Collected data entries:
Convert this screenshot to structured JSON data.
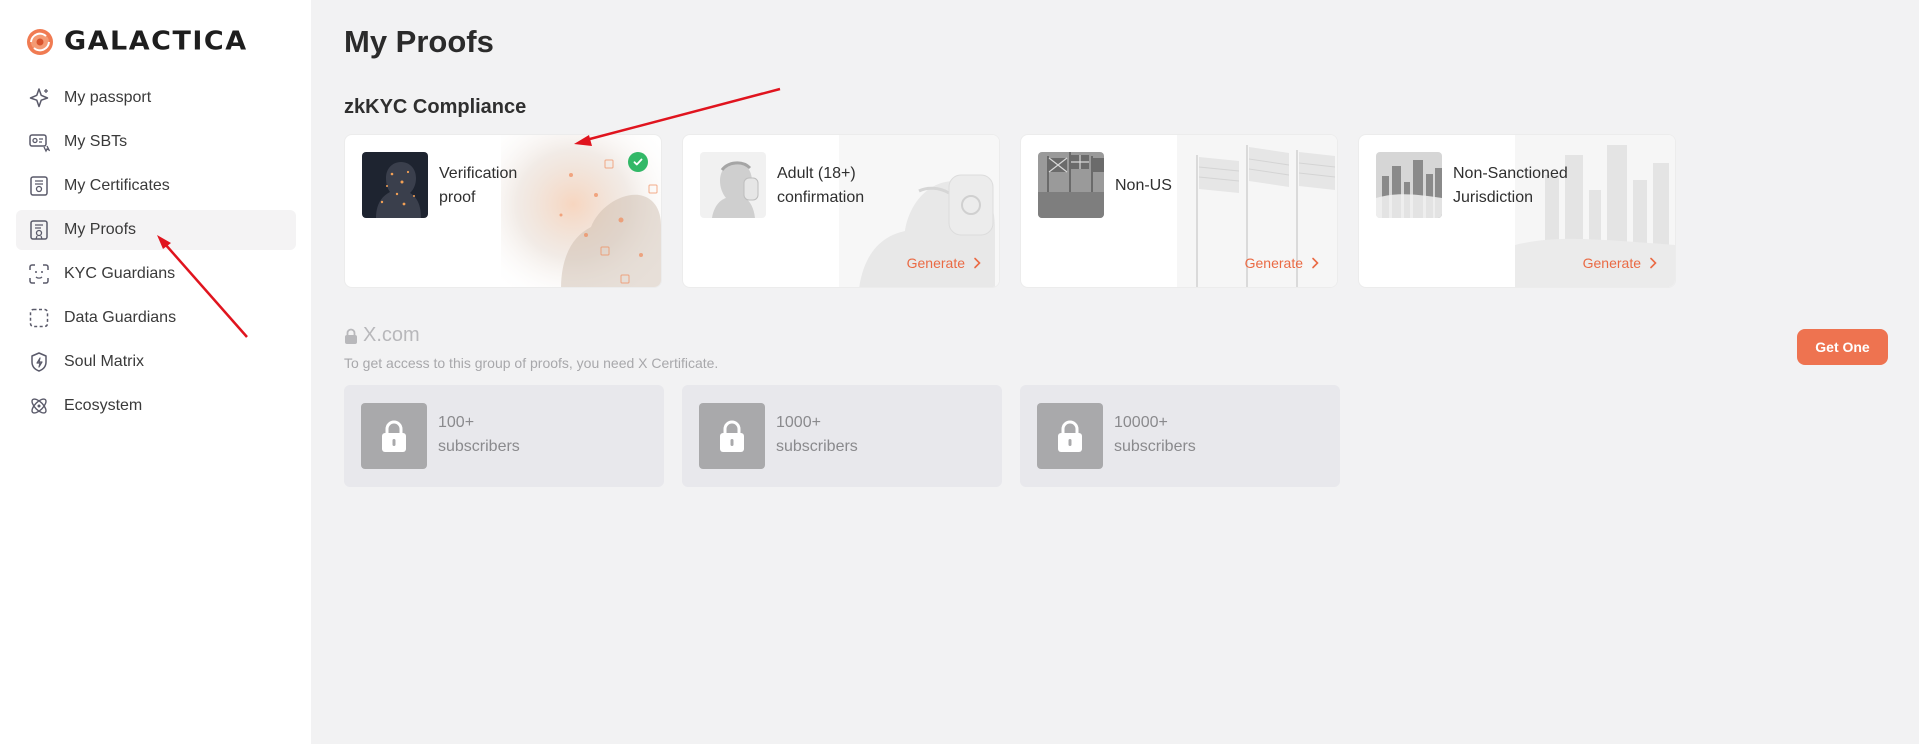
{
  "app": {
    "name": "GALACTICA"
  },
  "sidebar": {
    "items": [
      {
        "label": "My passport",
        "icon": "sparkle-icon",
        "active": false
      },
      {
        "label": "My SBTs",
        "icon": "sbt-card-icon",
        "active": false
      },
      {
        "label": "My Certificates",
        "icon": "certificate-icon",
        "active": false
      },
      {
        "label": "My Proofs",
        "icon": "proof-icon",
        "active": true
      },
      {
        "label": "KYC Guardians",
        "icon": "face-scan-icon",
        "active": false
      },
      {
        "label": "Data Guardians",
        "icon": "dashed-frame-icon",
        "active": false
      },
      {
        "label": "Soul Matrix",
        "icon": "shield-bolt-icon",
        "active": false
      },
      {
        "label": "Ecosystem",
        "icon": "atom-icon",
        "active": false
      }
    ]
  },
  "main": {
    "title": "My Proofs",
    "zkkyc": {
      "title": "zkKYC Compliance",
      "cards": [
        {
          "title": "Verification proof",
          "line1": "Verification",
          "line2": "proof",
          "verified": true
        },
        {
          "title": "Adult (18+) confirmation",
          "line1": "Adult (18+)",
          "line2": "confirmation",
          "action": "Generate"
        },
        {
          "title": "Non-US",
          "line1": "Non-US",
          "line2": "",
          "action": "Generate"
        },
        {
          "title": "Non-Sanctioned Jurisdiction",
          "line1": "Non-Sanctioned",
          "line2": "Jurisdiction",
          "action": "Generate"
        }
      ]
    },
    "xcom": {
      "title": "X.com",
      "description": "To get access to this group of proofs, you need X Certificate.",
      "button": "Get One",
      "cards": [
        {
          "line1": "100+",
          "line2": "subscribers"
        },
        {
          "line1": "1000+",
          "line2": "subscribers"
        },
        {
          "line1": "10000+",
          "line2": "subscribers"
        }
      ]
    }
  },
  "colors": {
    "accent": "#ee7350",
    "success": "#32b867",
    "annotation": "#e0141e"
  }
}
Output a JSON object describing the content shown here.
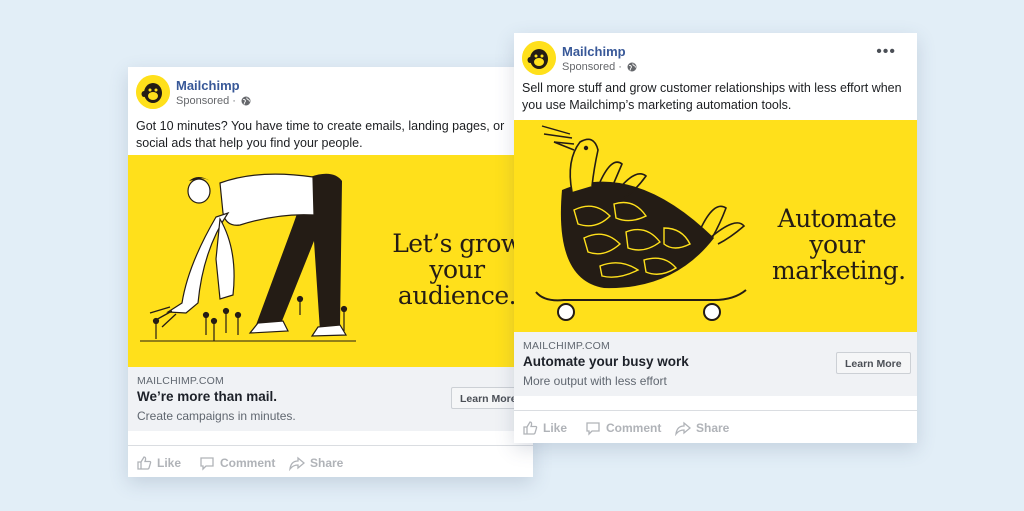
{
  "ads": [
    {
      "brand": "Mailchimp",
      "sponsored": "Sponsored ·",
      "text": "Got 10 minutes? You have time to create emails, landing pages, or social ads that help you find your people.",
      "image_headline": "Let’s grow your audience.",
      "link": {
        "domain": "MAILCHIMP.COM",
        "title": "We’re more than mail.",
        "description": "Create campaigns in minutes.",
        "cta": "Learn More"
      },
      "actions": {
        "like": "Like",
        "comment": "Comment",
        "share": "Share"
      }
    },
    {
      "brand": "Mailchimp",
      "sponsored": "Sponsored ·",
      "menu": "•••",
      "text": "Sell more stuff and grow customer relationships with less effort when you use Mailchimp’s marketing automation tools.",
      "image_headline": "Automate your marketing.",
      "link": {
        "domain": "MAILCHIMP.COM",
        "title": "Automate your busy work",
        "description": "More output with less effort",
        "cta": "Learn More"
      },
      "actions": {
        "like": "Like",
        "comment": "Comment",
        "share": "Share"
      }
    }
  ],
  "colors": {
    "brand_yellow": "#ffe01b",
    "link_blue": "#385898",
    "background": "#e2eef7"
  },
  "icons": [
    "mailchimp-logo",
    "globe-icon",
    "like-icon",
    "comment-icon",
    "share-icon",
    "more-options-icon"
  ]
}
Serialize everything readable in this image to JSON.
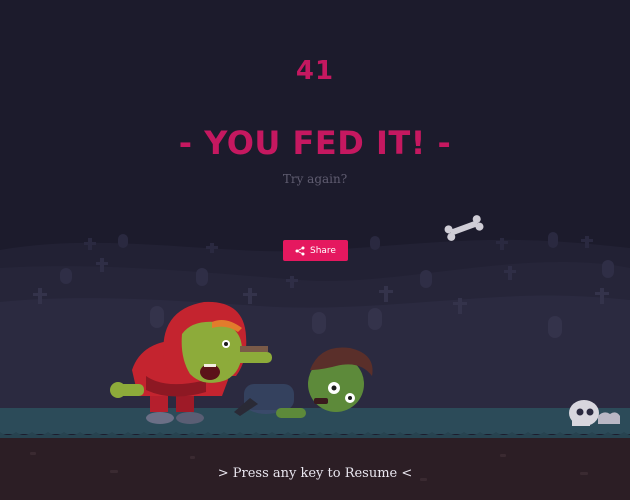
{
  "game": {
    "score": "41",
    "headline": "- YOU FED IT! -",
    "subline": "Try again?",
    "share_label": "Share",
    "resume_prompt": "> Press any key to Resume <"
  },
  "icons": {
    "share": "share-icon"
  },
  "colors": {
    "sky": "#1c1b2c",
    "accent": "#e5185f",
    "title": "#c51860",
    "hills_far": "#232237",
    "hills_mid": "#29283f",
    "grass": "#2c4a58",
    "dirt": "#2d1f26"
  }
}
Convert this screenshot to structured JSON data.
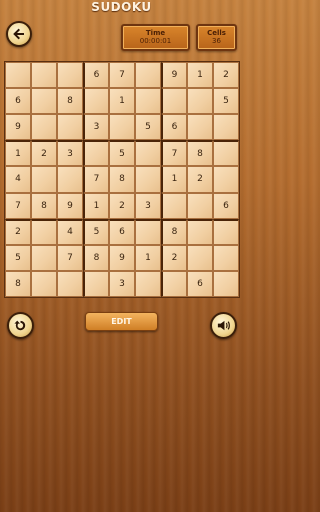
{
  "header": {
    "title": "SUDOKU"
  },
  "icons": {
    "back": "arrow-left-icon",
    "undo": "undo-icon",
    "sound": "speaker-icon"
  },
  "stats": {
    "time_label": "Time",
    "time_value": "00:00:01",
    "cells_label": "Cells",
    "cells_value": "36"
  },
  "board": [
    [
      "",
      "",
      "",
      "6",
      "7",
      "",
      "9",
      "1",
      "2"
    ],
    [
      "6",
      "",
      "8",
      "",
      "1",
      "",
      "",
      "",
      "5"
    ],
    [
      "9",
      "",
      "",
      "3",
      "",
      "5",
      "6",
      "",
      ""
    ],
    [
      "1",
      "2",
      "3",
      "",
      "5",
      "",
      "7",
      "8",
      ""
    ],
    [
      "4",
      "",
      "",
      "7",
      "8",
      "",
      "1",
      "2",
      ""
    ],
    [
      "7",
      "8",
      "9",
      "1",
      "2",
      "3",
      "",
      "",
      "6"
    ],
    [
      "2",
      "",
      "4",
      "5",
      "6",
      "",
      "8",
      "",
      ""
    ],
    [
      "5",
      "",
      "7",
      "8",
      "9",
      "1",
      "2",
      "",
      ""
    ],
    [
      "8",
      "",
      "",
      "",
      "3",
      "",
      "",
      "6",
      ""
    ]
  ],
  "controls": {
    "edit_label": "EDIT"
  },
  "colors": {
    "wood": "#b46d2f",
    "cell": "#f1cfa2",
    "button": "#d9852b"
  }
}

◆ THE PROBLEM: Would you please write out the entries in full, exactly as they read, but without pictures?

◆ WRITTEN SOLUTION:
Convert this screenshot to structured JSON data.
{
  "app": {
    "name": "GALACTICA"
  },
  "sidebar": {
    "items": [
      {
        "label": "My passport",
        "icon": "sparkle-icon",
        "active": false
      },
      {
        "label": "My SBTs",
        "icon": "sbt-card-icon",
        "active": false
      },
      {
        "label": "My Certificates",
        "icon": "certificate-icon",
        "active": false
      },
      {
        "label": "My Proofs",
        "icon": "proof-icon",
        "active": true
      },
      {
        "label": "KYC Guardians",
        "icon": "face-scan-icon",
        "active": false
      },
      {
        "label": "Data Guardians",
        "icon": "dashed-frame-icon",
        "active": false
      },
      {
        "label": "Soul Matrix",
        "icon": "shield-bolt-icon",
        "active": false
      },
      {
        "label": "Ecosystem",
        "icon": "atom-icon",
        "active": false
      }
    ]
  },
  "main": {
    "title": "My Proofs",
    "zkkyc": {
      "title": "zkKYC Compliance",
      "cards": [
        {
          "title": "Verification proof",
          "line1": "Verification",
          "line2": "proof",
          "verified": true
        },
        {
          "title": "Adult (18+) confirmation",
          "line1": "Adult (18+)",
          "line2": "confirmation",
          "action": "Generate"
        },
        {
          "title": "Non-US",
          "line1": "Non-US",
          "line2": "",
          "action": "Generate"
        },
        {
          "title": "Non-Sanctioned Jurisdiction",
          "line1": "Non-Sanctioned",
          "line2": "Jurisdiction",
          "action": "Generate"
        }
      ]
    },
    "xcom": {
      "title": "X.com",
      "description": "To get access to this group of proofs, you need X Certificate.",
      "button": "Get One",
      "cards": [
        {
          "line1": "100+",
          "line2": "subscribers"
        },
        {
          "line1": "1000+",
          "line2": "subscribers"
        },
        {
          "line1": "10000+",
          "line2": "subscribers"
        }
      ]
    }
  },
  "colors": {
    "accent": "#ee7350",
    "success": "#32b867",
    "annotation": "#e0141e"
  }
}
Output a JSON object describing the content shown here.
{
  "ads": [
    {
      "brand": "Mailchimp",
      "sponsored": "Sponsored ·",
      "text": "Got 10 minutes? You have time to create emails, landing pages, or social ads that help you find your people.",
      "image_headline": "Let’s grow your audience.",
      "link": {
        "domain": "MAILCHIMP.COM",
        "title": "We’re more than mail.",
        "description": "Create campaigns in minutes.",
        "cta": "Learn More"
      },
      "actions": {
        "like": "Like",
        "comment": "Comment",
        "share": "Share"
      }
    },
    {
      "brand": "Mailchimp",
      "sponsored": "Sponsored ·",
      "menu": "•••",
      "text": "Sell more stuff and grow customer relationships with less effort when you use Mailchimp’s marketing automation tools.",
      "image_headline": "Automate your marketing.",
      "link": {
        "domain": "MAILCHIMP.COM",
        "title": "Automate your busy work",
        "description": "More output with less effort",
        "cta": "Learn More"
      },
      "actions": {
        "like": "Like",
        "comment": "Comment",
        "share": "Share"
      }
    }
  ],
  "colors": {
    "brand_yellow": "#ffe01b",
    "link_blue": "#385898",
    "background": "#e2eef7"
  },
  "icons": [
    "mailchimp-logo",
    "globe-icon",
    "like-icon",
    "comment-icon",
    "share-icon",
    "more-options-icon"
  ]
}
Serialize everything readable in this image to JSON.
{
  "game": {
    "score": "41",
    "headline": "- YOU FED IT! -",
    "subline": "Try again?",
    "share_label": "Share",
    "resume_prompt": "> Press any key to Resume <"
  },
  "icons": {
    "share": "share-icon"
  },
  "colors": {
    "sky": "#1c1b2c",
    "accent": "#e5185f",
    "title": "#c51860",
    "hills_far": "#232237",
    "hills_mid": "#29283f",
    "grass": "#2c4a58",
    "dirt": "#2d1f26"
  }
}
Convert this screenshot to structured JSON data.
{
  "header": {
    "title": "SUDOKU"
  },
  "icons": {
    "back": "arrow-left-icon",
    "undo": "undo-icon",
    "sound": "speaker-icon"
  },
  "stats": {
    "time_label": "Time",
    "time_value": "00:00:01",
    "cells_label": "Cells",
    "cells_value": "36"
  },
  "board": [
    [
      "",
      "",
      "",
      "6",
      "7",
      "",
      "9",
      "1",
      "2"
    ],
    [
      "6",
      "",
      "8",
      "",
      "1",
      "",
      "",
      "",
      "5"
    ],
    [
      "9",
      "",
      "",
      "3",
      "",
      "5",
      "6",
      "",
      ""
    ],
    [
      "1",
      "2",
      "3",
      "",
      "5",
      "",
      "7",
      "8",
      ""
    ],
    [
      "4",
      "",
      "",
      "7",
      "8",
      "",
      "1",
      "2",
      ""
    ],
    [
      "7",
      "8",
      "9",
      "1",
      "2",
      "3",
      "",
      "",
      "6"
    ],
    [
      "2",
      "",
      "4",
      "5",
      "6",
      "",
      "8",
      "",
      ""
    ],
    [
      "5",
      "",
      "7",
      "8",
      "9",
      "1",
      "2",
      "",
      ""
    ],
    [
      "8",
      "",
      "",
      "",
      "3",
      "",
      "",
      "6",
      ""
    ]
  ],
  "controls": {
    "edit_label": "EDIT"
  },
  "colors": {
    "wood": "#b46d2f",
    "cell": "#f1cfa2",
    "button": "#d9852b"
  }
}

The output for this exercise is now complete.